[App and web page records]

^^^^^^^^

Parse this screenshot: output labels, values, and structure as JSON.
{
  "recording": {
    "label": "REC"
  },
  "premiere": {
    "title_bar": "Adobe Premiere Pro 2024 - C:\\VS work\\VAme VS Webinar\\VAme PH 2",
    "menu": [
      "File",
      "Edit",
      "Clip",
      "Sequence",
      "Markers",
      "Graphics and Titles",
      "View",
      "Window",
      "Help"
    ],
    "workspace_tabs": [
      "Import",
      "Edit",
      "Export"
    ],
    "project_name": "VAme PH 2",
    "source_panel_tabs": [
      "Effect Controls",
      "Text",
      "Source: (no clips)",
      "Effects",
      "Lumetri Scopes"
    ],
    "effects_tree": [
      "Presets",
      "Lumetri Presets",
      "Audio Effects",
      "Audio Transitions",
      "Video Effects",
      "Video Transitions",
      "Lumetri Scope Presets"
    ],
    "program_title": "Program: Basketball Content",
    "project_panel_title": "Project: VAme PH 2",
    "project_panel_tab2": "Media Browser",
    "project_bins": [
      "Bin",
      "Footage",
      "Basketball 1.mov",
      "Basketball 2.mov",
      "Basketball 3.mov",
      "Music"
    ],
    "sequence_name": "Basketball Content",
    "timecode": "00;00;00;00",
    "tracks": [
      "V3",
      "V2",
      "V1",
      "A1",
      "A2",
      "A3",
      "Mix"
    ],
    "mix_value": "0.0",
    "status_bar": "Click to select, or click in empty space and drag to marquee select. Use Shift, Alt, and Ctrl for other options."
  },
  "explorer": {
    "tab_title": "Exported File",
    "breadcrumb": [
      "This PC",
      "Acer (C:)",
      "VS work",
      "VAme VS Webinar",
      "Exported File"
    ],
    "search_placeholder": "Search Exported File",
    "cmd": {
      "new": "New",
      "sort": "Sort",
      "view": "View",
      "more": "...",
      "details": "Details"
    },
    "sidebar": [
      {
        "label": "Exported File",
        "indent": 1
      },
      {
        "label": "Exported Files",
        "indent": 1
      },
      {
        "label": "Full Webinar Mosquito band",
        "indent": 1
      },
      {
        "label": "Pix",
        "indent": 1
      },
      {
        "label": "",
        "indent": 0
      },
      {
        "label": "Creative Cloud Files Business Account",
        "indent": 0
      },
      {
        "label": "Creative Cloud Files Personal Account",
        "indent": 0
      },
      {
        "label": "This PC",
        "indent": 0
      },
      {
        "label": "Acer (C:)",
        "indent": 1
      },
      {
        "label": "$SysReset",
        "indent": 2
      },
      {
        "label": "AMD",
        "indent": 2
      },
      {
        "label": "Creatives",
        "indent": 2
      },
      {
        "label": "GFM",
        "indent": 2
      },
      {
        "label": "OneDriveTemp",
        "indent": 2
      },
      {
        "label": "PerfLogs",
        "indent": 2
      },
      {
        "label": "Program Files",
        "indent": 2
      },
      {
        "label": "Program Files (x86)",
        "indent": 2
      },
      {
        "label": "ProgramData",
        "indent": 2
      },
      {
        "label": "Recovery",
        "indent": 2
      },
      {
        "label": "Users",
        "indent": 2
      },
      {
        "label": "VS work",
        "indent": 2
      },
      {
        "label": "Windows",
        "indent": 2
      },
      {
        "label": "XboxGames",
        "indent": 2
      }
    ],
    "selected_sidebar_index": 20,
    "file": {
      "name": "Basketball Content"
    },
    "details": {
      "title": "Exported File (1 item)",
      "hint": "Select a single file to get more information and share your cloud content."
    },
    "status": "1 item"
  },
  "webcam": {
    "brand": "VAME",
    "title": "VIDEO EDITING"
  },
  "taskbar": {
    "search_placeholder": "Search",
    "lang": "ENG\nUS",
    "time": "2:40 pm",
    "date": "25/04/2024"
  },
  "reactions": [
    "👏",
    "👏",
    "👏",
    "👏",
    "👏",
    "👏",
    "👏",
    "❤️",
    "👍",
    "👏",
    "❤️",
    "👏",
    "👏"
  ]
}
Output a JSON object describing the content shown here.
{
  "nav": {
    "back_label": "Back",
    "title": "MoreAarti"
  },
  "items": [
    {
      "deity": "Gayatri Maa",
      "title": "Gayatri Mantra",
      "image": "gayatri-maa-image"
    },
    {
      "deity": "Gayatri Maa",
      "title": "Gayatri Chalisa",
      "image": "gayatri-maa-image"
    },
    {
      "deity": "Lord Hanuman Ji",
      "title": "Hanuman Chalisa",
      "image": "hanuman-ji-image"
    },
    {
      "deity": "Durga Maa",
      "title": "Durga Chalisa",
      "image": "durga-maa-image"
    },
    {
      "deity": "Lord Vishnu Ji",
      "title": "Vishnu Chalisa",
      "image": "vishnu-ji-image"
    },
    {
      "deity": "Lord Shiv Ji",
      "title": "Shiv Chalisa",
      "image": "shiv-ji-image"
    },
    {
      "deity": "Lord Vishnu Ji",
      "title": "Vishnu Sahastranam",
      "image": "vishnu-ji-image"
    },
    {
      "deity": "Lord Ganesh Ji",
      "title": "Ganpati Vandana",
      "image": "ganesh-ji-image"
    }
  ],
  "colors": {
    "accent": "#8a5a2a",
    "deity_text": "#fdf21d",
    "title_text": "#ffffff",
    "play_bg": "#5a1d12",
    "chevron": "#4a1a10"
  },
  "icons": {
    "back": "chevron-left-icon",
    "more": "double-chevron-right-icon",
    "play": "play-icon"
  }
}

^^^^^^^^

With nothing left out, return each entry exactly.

Parse this screenshot: output labels, values, and structure as JSON.
{
  "recording": {
    "label": "REC"
  },
  "premiere": {
    "title_bar": "Adobe Premiere Pro 2024 - C:\\VS work\\VAme VS Webinar\\VAme PH 2",
    "menu": [
      "File",
      "Edit",
      "Clip",
      "Sequence",
      "Markers",
      "Graphics and Titles",
      "View",
      "Window",
      "Help"
    ],
    "workspace_tabs": [
      "Import",
      "Edit",
      "Export"
    ],
    "project_name": "VAme PH 2",
    "source_panel_tabs": [
      "Effect Controls",
      "Text",
      "Source: (no clips)",
      "Effects",
      "Lumetri Scopes"
    ],
    "effects_tree": [
      "Presets",
      "Lumetri Presets",
      "Audio Effects",
      "Audio Transitions",
      "Video Effects",
      "Video Transitions",
      "Lumetri Scope Presets"
    ],
    "program_title": "Program: Basketball Content",
    "project_panel_title": "Project: VAme PH 2",
    "project_panel_tab2": "Media Browser",
    "project_bins": [
      "Bin",
      "Footage",
      "Basketball 1.mov",
      "Basketball 2.mov",
      "Basketball 3.mov",
      "Music"
    ],
    "sequence_name": "Basketball Content",
    "timecode": "00;00;00;00",
    "tracks": [
      "V3",
      "V2",
      "V1",
      "A1",
      "A2",
      "A3",
      "Mix"
    ],
    "mix_value": "0.0",
    "status_bar": "Click to select, or click in empty space and drag to marquee select. Use Shift, Alt, and Ctrl for other options."
  },
  "explorer": {
    "tab_title": "Exported File",
    "breadcrumb": [
      "This PC",
      "Acer (C:)",
      "VS work",
      "VAme VS Webinar",
      "Exported File"
    ],
    "search_placeholder": "Search Exported File",
    "cmd": {
      "new": "New",
      "sort": "Sort",
      "view": "View",
      "more": "...",
      "details": "Details"
    },
    "sidebar": [
      {
        "label": "Exported File",
        "indent": 1
      },
      {
        "label": "Exported Files",
        "indent": 1
      },
      {
        "label": "Full Webinar Mosquito band",
        "indent": 1
      },
      {
        "label": "Pix",
        "indent": 1
      },
      {
        "label": "",
        "indent": 0
      },
      {
        "label": "Creative Cloud Files Business Account",
        "indent": 0
      },
      {
        "label": "Creative Cloud Files Personal Account",
        "indent": 0
      },
      {
        "label": "This PC",
        "indent": 0
      },
      {
        "label": "Acer (C:)",
        "indent": 1
      },
      {
        "label": "$SysReset",
        "indent": 2
      },
      {
        "label": "AMD",
        "indent": 2
      },
      {
        "label": "Creatives",
        "indent": 2
      },
      {
        "label": "GFM",
        "indent": 2
      },
      {
        "label": "OneDriveTemp",
        "indent": 2
      },
      {
        "label": "PerfLogs",
        "indent": 2
      },
      {
        "label": "Program Files",
        "indent": 2
      },
      {
        "label": "Program Files (x86)",
        "indent": 2
      },
      {
        "label": "ProgramData",
        "indent": 2
      },
      {
        "label": "Recovery",
        "indent": 2
      },
      {
        "label": "Users",
        "indent": 2
      },
      {
        "label": "VS work",
        "indent": 2
      },
      {
        "label": "Windows",
        "indent": 2
      },
      {
        "label": "XboxGames",
        "indent": 2
      }
    ],
    "selected_sidebar_index": 20,
    "file": {
      "name": "Basketball Content"
    },
    "details": {
      "title": "Exported File (1 item)",
      "hint": "Select a single file to get more information and share your cloud content."
    },
    "status": "1 item"
  },
  "webcam": {
    "brand": "VAME",
    "title": "VIDEO EDITING"
  },
  "taskbar": {
    "search_placeholder": "Search",
    "lang": "ENG\nUS",
    "time": "2:40 pm",
    "date": "25/04/2024"
  },
  "reactions": [
    "👏",
    "👏",
    "👏",
    "👏",
    "👏",
    "👏",
    "👏",
    "❤️",
    "👍",
    "👏",
    "❤️",
    "👏",
    "👏"
  ]
}
Output a JSON object describing the content shown here.
{
  "nav": {
    "back_label": "Back",
    "title": "MoreAarti"
  },
  "items": [
    {
      "deity": "Gayatri Maa",
      "title": "Gayatri Mantra",
      "image": "gayatri-maa-image"
    },
    {
      "deity": "Gayatri Maa",
      "title": "Gayatri Chalisa",
      "image": "gayatri-maa-image"
    },
    {
      "deity": "Lord Hanuman Ji",
      "title": "Hanuman Chalisa",
      "image": "hanuman-ji-image"
    },
    {
      "deity": "Durga Maa",
      "title": "Durga Chalisa",
      "image": "durga-maa-image"
    },
    {
      "deity": "Lord Vishnu Ji",
      "title": "Vishnu Chalisa",
      "image": "vishnu-ji-image"
    },
    {
      "deity": "Lord Shiv Ji",
      "title": "Shiv Chalisa",
      "image": "shiv-ji-image"
    },
    {
      "deity": "Lord Vishnu Ji",
      "title": "Vishnu Sahastranam",
      "image": "vishnu-ji-image"
    },
    {
      "deity": "Lord Ganesh Ji",
      "title": "Ganpati Vandana",
      "image": "ganesh-ji-image"
    }
  ],
  "colors": {
    "accent": "#8a5a2a",
    "deity_text": "#fdf21d",
    "title_text": "#ffffff",
    "play_bg": "#5a1d12",
    "chevron": "#4a1a10"
  },
  "icons": {
    "back": "chevron-left-icon",
    "more": "double-chevron-right-icon",
    "play": "play-icon"
  }
}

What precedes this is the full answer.